the city near Sera monastery, her own children
among them, have been taken to hospital with the disease.

An employee who answered the phone at the Tibetan
Autonomous Region Epidemic Prevention Department
declined to give official figures for the number
of H1N1 infections in the region.

"You are not a Chinese reporter," she said. "We
can speak only to Chinese reporters."

"I cannot give you information about the disease," she said.

Chinese health officials have warned that the
number of swine flu cases in the country could
reach 10,000 by the peak of the disease season this northern winter.

School outbreaks

Of the 4,415 cases of H1N1 reported in China so
far, the Health Ministry said 3,577 people had
recovered, with one death reported.

Zeng Guang, of the Chinese Center for Disease
Control and Prevention, said that recent clusters
of outbreaks in schools are just the beginning.

"The virus will definitely sicken more people,
with new infections rising more quickly than
before, though no mutations have so far been
detected," he was quoted in the official
English-language China Daily newspaper.
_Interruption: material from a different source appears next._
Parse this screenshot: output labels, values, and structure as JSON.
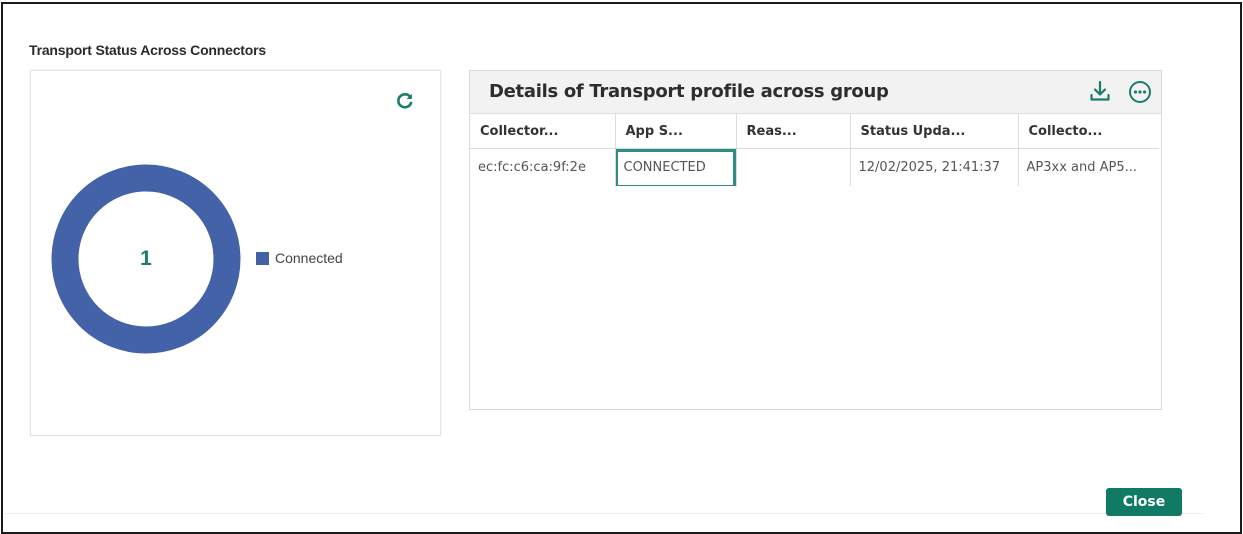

Zeng also warned the virus would now begin to
spread to small cities, to remote and rural
areas, and among groups such as the army and
factory workers during the fall and winter months.

China's government rolled out the first H1N1
pandemic flu vaccine last week, officials said.

Original reporting by RFA's Tibetan service.
Director: Jigme Ngapo. Translated by Karma
Dorjee. Written for the Web in English by
Luisetta Mudie. Edited by Sarah Jackson-Han.
CTC National Office 1425 René-Lévesque Blvd West, 3rd Floor, Montréal, Québec, Canada, H3G 1T7
T: (514) 487-0665
Developed by plank